Wednesday, April 29, 2009

You Don't Need Me For The Answers

Since I started coaching a bit over two years ago, I have told my clients, I don't have your answers. In fact, I have told them (often much to their dismay) there is nothing that I can tell them that they can't find in a book at the library, on the web, or quite honestly, in their own mind. One of Seth Godin's recent blogs, "Your Nuts If You Believe Me" drives home the point once again.

You don't need a coach to provide you answers - if you read my blog from a couple days ago, "Why Do I Need A Coach" you learned that a coach does a whole lot to help you reach your goals, least of which is trying to run your business for you - or do the work / providing answers for you.
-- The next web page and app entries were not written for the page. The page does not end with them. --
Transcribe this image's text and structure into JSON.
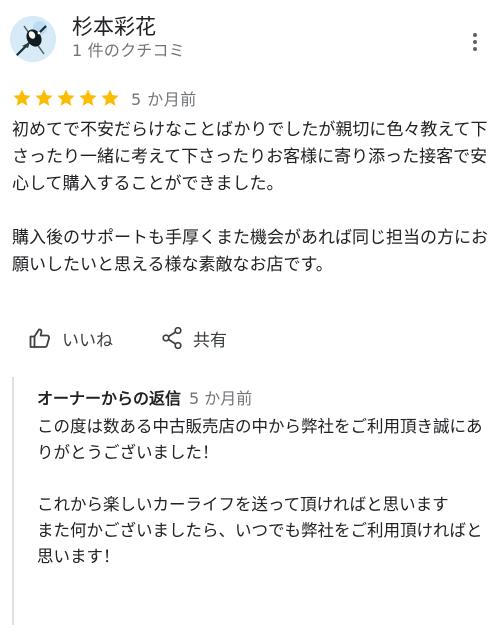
{
  "author": {
    "name": "杉本彩花",
    "meta": "1 件のクチコミ"
  },
  "review": {
    "rating": 5,
    "max_rating": 5,
    "time": "5 か月前",
    "text": "初めてで不安だらけなことばかりでしたが親切に色々教えて下さったり一緒に考えて下さったりお客様に寄り添った接客で安心して購入することができました。\n\n購入後のサポートも手厚くまた機会があれば同じ担当の方にお願いしたいと思える様な素敵なお店です。"
  },
  "actions": {
    "like_label": "いいね",
    "share_label": "共有"
  },
  "owner_reply": {
    "author": "オーナーからの返信",
    "time": "5 か月前",
    "text": "この度は数ある中古販売店の中から弊社をご利用頂き誠にありがとうございました！\n\nこれから楽しいカーライフを送って頂ければと思います\nまた何かございましたら、いつでも弊社をご利用頂ければと思います！"
  },
  "colors": {
    "star": "#fbbc04",
    "secondary_text": "#70757a",
    "reply_border": "#e0e0e0"
  },
  "icons": {
    "more": "more-vert-icon",
    "like": "thumb-up-icon",
    "share": "share-icon",
    "star": "star-icon"
  }
}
If you want that kind of help, then hire a consultant, get a business partner, or hire someone to come in and run things for you - but a coach is not what you want or need.

Many times, my clients will contact me and ask me what they should do in a certain situation - about sales or marketing, about a troubled employee, or about an issue with a customer, etc. They think that I have all the answers - or they think that they pay me to provide them all the answers. They want the magic solution that will fix all of their problems.
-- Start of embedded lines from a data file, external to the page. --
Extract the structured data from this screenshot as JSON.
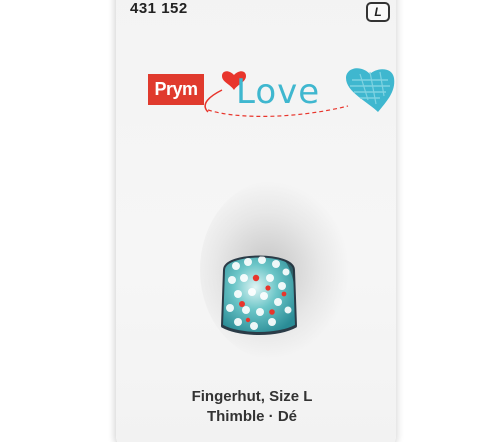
{
  "package": {
    "article_number": "431 152",
    "size_badge": "L",
    "brand": "Prym",
    "product_line": "Love",
    "product_name": "Fingerhut, Size L",
    "product_translations": "Thimble · Dé"
  },
  "colors": {
    "brand_red": "#e03a2d",
    "love_turquoise": "#3fb7cf",
    "heart_red": "#e8352c",
    "thimble_teal": "#3bb2b8"
  },
  "icons": [
    "red-heart-icon",
    "blue-heart-icon",
    "thimble-icon"
  ]
}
Do I have an answer for them? Sure, but I rarely share it, because providing answers is treating the symptoms. Giving them my answer might help right this second to treat the symptom, but will rarely solve the problem. They don't need my answer - they need to know how to find their own answer. They need to create a system / process that will fix the root problems in a business.
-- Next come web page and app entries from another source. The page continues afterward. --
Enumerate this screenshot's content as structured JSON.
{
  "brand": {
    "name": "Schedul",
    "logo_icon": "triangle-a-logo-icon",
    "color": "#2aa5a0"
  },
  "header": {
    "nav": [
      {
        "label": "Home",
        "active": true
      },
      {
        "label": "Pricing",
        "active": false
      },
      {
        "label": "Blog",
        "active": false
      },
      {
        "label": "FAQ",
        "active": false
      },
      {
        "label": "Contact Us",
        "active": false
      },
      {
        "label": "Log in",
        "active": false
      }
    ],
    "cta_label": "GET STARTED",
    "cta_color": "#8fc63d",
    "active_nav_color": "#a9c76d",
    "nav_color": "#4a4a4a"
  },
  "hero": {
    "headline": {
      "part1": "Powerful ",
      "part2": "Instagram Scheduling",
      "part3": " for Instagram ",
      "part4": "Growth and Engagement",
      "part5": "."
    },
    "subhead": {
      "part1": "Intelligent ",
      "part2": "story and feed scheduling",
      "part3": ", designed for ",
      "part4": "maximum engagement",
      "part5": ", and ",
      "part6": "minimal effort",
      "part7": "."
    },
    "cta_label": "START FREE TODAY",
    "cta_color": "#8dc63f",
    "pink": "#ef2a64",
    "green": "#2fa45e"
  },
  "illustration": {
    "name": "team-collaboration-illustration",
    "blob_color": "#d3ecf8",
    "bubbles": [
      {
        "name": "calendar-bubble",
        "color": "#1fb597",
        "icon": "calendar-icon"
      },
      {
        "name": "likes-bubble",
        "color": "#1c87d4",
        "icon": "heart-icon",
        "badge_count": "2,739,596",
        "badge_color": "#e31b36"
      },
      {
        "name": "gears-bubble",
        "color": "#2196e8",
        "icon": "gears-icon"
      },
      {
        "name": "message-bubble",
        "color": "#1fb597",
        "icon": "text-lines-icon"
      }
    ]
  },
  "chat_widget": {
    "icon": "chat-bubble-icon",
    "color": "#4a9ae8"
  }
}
So, instead I steer them to their own solutions.

If it's a question about the direction they should go, I usually direct them to their own constitution - their mission, vision, commitments (the principles upon which their business is founded) and their goals. I ask them what they think they should do within the scope of those documents. And to their own surprise, nearly every time, they find the answer. If not, we work on finding it together.

If it's a question about best techniques or tools that should be used in a given situation, I help them find the tools that will work best for their unique situation. Sure, sometimes, I provide the tools - but more often I share ideas and techniques that they choose from to help them create a solution that works for them.

One thing I've learned from 20 years in the military and 9+ years of raising children, is that commitment to a process is much stronger and the value gained from that process is much greater when an individual is guided to a solution, choosing it on their own, rather than being told to do it or being given it by someone else.

The key is that a coach's or mentor's job isn't to be the solution to the problem, but to be the guide that helps you find the solution to your problem. Giving you the solution creates dependency, while helping you find the answers promotes independence.

So don't look at your coach, mentor, or even your leaders to open door to solutions for you. Instead look at them as individuals that hand you the keys to unlock the doors to the solutions that you choose yourself. It's not what a coach provides you specifically, but instead, it's what a coach does to help you learn how to help yourself.

1 comment:

  1. I completely agree, a coach is simply a conduit guiding thoughts in the right direction to that aHa moment!

    A solution found is much more valuable than a solution sold (WOW that's almost profound!).

    Many people think they need a coach to tell them the answers and I am sure there are equally as many unscrupulous coaches who will be happy to do just that to ensure their importance in the lives of their clients.

    My coach is my journal because I realise that I probably already know what I need to know deep down, I just have to clear the path to find it! But thanks for the reminder...helping me, help me!